PROBLEM TO WORK ON: Repeat only part of the entries. Start at the line that has "Output a JSON" and keep going through the last line, exactly as given.

[Records from a dataset]
--- START ---
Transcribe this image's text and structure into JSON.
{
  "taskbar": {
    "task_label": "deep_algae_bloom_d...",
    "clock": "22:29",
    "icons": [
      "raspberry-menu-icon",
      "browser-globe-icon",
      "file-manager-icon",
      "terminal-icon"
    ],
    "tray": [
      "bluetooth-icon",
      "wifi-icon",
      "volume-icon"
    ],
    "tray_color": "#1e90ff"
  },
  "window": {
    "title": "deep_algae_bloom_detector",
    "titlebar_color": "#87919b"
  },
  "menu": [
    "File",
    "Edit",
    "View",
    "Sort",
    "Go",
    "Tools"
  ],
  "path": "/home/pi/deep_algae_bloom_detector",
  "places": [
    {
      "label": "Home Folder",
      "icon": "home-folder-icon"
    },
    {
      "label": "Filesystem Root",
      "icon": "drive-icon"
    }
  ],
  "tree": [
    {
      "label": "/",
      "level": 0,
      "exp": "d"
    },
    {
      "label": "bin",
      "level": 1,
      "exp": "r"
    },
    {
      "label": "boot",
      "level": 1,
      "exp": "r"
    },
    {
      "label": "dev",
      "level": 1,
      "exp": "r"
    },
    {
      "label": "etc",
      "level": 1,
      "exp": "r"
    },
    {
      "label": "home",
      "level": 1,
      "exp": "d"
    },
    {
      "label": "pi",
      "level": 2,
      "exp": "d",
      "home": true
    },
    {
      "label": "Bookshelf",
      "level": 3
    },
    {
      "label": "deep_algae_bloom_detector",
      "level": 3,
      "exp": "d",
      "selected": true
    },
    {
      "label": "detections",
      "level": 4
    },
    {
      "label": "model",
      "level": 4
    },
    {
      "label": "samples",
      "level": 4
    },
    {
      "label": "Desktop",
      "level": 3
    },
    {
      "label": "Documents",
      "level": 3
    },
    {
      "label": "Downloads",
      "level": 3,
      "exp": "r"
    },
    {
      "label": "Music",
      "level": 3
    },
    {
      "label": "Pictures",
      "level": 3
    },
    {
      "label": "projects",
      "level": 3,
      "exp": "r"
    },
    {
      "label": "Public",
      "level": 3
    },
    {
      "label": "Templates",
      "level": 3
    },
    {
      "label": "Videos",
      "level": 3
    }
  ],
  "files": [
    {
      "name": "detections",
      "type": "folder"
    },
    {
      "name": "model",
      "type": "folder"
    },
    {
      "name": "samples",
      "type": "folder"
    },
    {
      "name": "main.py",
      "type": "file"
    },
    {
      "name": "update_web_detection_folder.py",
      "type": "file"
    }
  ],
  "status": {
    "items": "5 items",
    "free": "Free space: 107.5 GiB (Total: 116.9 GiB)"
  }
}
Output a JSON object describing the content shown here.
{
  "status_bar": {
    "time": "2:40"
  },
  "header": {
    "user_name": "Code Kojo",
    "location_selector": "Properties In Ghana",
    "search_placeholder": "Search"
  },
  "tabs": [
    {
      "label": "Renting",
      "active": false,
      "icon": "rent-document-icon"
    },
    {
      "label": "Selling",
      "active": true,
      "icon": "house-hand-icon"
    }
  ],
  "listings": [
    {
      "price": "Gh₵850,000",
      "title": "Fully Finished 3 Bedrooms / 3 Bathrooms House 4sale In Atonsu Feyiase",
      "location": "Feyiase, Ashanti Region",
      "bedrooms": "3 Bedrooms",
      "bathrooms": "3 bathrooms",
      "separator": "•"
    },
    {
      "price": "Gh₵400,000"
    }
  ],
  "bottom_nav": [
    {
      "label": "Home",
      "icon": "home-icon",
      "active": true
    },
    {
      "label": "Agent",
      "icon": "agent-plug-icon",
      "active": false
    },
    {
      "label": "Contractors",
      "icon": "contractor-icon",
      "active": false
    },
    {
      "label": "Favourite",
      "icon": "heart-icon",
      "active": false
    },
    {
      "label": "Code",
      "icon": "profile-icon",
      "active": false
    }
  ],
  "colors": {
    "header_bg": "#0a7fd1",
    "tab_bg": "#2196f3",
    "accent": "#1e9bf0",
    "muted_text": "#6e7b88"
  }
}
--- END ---
ANSWER FOR THIS EXERCISE:
Output a JSON object describing the content shown here.
{
  "status_bar": {
    "time": "2:40"
  },
  "header": {
    "user_name": "Code Kojo",
    "location_selector": "Properties In Ghana",
    "search_placeholder": "Search"
  },
  "tabs": [
    {
      "label": "Renting",
      "active": false,
      "icon": "rent-document-icon"
    },
    {
      "label": "Selling",
      "active": true,
      "icon": "house-hand-icon"
    }
  ],
  "listings": [
    {
      "price": "Gh₵850,000",
      "title": "Fully Finished 3 Bedrooms / 3 Bathrooms House 4sale In Atonsu Feyiase",
      "location": "Feyiase, Ashanti Region",
      "bedrooms": "3 Bedrooms",
      "bathrooms": "3 bathrooms",
      "separator": "•"
    },
    {
      "price": "Gh₵400,000"
    }
  ],
  "bottom_nav": [
    {
      "label": "Home",
      "icon": "home-icon",
      "active": true
    },
    {
      "label": "Agent",
      "icon": "agent-plug-icon",
      "active": false
    },
    {
      "label": "Contractors",
      "icon": "contractor-icon",
      "active": false
    },
    {
      "label": "Favourite",
      "icon": "heart-icon",
      "active": false
    },
    {
      "label": "Code",
      "icon": "profile-icon",
      "active": false
    }
  ],
  "colors": {
    "header_bg": "#0a7fd1",
    "tab_bg": "#2196f3",
    "accent": "#1e9bf0",
    "muted_text": "#6e7b88"
  }
}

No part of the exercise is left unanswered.